Many people had little interest in politics and were willing to sell their vote for a few dollars and some liquor, he said.
“The slush funds amassed by the companies controlled this element of the electorate with tight efficiency,” Caudill wrote.
Corruption in voting is not unique to Eastern Kentucky. It has been ingrained in the country’s political culture since before the Unites States was founded, University of Kentucky professor Tracy Campbell wrote in Deliver the Vote, his 2005 history of ballot fraud. It has endured because participants came to see cheating as “part of a game that one has to practice in order to counteract one’s equally corrupt competitors,” Campbell wrote.
Potter researched corruption in Clay County in the early 1990s for a separate paper and concluded that “political bribery, political kickbacks, election fraud, and corrupt campaign practices” were common, and that many public officials benefited directly from the operations of crime networks.
The alleged corruption in the county had long been on the FBI’s radar, said David Keller, who started working in the area as an FBI agent in November 1980.Agents couldn’t get a toehold, however, in part because local drug dealers wouldn’t cooperate. One reason was a vicious undercurrent of violence associated with drugs.
Keller recalled a case from the county in the early 1980s, when someone beheaded a man and threw his body in a pond; many people took the slaying as retaliation for crossing a drug dealer.
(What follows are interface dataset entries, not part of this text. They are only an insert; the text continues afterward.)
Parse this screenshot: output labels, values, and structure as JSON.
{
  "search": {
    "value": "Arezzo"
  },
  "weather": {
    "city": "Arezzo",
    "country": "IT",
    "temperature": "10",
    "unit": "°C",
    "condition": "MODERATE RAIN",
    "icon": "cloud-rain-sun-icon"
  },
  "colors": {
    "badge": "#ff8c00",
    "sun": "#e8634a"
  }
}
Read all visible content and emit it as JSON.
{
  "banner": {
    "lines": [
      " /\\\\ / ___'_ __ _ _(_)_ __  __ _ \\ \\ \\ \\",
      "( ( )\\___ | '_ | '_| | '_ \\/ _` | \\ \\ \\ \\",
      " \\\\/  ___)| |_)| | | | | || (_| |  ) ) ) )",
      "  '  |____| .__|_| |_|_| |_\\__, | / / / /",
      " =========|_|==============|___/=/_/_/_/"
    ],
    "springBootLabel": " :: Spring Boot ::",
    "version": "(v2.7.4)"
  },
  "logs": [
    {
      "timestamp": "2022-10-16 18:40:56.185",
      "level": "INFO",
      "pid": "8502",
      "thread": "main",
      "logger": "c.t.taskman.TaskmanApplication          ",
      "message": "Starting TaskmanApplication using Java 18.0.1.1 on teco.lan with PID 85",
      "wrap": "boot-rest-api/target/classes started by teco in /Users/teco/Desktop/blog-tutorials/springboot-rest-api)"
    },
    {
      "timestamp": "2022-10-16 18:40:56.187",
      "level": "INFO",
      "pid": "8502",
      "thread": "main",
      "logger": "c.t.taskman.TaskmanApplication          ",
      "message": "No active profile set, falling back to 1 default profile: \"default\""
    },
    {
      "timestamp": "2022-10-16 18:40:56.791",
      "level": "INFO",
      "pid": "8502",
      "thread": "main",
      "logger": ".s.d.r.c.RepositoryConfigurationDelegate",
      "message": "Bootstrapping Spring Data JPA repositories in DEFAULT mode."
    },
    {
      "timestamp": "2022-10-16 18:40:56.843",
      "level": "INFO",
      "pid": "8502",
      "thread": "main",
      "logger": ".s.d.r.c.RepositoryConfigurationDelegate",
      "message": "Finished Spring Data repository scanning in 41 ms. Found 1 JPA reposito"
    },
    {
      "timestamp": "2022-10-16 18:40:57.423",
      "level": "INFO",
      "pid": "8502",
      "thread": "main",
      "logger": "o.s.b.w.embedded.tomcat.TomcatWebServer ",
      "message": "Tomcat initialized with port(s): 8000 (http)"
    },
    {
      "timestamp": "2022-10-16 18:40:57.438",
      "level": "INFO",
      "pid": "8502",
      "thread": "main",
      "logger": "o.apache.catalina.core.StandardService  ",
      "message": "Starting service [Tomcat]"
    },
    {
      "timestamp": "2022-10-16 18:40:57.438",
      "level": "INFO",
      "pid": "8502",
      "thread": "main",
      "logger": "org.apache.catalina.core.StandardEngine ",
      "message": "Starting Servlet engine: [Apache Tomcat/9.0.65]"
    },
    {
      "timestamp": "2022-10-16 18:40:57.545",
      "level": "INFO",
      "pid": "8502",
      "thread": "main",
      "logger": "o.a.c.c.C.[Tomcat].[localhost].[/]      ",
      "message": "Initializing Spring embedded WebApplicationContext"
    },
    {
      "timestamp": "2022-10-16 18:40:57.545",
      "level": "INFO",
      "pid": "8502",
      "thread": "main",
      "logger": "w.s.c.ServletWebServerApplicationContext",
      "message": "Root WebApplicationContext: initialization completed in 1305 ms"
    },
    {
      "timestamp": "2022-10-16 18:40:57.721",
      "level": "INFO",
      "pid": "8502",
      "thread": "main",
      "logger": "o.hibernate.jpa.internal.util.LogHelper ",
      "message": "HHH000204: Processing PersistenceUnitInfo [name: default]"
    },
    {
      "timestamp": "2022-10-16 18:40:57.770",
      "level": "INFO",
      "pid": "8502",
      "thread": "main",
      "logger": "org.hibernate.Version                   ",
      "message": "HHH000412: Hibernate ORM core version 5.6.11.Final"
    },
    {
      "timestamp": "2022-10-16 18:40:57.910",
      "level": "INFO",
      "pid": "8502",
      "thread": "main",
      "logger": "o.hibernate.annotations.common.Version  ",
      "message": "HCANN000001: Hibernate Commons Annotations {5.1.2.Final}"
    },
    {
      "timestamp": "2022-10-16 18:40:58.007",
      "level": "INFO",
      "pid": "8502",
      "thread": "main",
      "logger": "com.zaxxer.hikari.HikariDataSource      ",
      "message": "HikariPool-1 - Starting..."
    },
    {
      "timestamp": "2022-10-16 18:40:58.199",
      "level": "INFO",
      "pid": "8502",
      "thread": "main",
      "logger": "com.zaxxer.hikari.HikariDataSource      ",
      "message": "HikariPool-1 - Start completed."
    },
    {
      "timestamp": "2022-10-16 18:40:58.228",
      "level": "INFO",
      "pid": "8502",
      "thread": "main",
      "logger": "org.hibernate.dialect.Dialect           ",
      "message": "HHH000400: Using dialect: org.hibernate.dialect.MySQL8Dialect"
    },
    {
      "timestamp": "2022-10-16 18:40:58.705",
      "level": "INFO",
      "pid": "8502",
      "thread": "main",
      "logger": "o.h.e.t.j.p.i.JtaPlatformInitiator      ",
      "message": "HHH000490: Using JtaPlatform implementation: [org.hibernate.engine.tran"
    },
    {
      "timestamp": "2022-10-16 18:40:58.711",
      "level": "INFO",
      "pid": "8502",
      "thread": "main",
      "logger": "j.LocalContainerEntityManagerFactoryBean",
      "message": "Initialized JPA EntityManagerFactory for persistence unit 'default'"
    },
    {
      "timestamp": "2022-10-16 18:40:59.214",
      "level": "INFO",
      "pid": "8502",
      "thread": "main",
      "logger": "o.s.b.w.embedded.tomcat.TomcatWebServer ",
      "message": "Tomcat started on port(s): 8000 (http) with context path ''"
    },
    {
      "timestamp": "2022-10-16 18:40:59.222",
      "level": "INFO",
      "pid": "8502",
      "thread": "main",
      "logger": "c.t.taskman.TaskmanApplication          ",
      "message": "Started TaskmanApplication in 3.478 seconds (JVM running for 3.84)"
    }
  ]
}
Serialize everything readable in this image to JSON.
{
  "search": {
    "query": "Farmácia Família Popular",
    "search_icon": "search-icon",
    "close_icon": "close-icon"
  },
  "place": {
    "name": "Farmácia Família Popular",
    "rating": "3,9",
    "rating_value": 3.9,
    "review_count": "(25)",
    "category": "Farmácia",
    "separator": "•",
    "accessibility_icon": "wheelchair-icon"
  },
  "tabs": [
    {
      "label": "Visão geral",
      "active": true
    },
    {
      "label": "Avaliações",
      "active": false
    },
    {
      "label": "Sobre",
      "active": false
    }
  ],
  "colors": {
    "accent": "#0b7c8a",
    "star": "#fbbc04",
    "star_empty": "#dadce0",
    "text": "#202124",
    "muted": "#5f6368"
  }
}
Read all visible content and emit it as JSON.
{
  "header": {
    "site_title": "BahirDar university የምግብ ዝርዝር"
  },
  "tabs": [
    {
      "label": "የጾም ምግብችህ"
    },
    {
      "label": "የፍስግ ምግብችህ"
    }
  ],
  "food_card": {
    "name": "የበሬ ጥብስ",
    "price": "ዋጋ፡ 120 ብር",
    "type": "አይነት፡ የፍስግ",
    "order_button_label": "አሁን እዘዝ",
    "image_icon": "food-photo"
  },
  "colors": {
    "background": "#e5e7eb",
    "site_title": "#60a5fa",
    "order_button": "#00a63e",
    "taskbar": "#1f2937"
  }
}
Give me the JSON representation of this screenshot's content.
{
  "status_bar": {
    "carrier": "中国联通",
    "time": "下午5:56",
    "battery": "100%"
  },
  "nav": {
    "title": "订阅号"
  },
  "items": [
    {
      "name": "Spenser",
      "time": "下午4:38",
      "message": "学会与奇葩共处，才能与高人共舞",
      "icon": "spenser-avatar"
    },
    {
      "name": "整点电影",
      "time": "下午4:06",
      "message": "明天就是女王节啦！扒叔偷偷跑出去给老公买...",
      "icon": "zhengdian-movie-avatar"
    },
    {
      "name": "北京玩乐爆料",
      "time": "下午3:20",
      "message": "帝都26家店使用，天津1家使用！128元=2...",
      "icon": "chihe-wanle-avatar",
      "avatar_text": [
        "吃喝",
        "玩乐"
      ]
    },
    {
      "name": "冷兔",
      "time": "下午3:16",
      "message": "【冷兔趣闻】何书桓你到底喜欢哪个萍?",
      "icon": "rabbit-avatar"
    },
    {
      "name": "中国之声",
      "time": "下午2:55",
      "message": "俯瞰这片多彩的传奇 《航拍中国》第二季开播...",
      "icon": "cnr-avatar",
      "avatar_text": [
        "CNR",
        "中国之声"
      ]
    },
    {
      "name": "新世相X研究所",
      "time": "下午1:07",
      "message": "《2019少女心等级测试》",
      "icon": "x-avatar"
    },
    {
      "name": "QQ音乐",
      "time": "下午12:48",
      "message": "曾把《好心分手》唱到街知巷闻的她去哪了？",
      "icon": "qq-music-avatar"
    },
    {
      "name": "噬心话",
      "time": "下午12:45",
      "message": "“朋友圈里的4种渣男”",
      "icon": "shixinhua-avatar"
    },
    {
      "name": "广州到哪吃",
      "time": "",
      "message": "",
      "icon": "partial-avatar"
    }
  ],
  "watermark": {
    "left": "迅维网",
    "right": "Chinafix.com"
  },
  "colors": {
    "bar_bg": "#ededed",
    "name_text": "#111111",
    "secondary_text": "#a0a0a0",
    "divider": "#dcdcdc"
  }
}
“That kind of thing gripped the community,” said Keller, who is retired.
People also were reluctant to cooperate with authorities because of the control politicians had over jobs, and because some had ties to drug dealers.
“The community had witnessed too many homes burned, jobs lost, people harassed and unsolved murders to stand up and speak out against the corruption,” Melanda Adams, a former drug addict, said in a 2011 letter to U.S. District Judge Danny Reeves.
Several factors ultimately converged to help pry open drug rings in Clay County.
One development was that Congress designated a High Intensity Drug Trafficking Area covering Eastern Kentucky in the late 1990s. That brought more money and investigators to bear on the problem.
Keller said it also helped that federal prosecutors began handling more cases. Potentially long sentences and the absence of parole in the federal system created an incentive for drug-ring insiders to cooperate.
“They knew they were not gonna go down to the local courthouse and weasel their way out of it,” Keller said.
Over several years, a task force of local, state and federal officers led by the FBI pursued an investigation in the county, code named CLAYRUPT, leveraging charges against drug dealers to pursue investigations of local officials.
One key figure was pawnshop owner Kenny Day, arrested in 2005 as part of a multi-state drug ring. Police ultimately charged more than 50 people in the case.
Day also had been an election commissioner in Clay County, so he gave authorities information about vote fraud to cut his prison sentence.
Before the investigation ran its course, more than a dozen onetime public officials or election officers in the city and county had been convicted, shaking up the local political structure.
“The stars just lined up to finally clean up Clay County,” said Frank Rapier, head of the Appalachia High Intensity Drug Trafficking area, which helped finance the investigation.
One of those officials was Melanda Adams’ father, Douglas C. Adams.
Jurors convicted Douglas Adams after Day and others testified at a 2010 trial that Adams had been involved in vote fraud in a number of elections. But Adams also had worked against drugs.
His motivation for getting involved in the most notorious election at issue in the trial — the bare-knuckle 2002 primary for county clerk — was that the incumbent, Jennings B. White, had been protecting drug dealers, Adams’ attorneys said.
Adams wanted White out “for the sake of saving his daughter and a lot of other people” Kristen Logan said.
The candidate Adams backed in 2002 beat White, who later went to prison after admitting that he laundered money for a drug dealer while in office.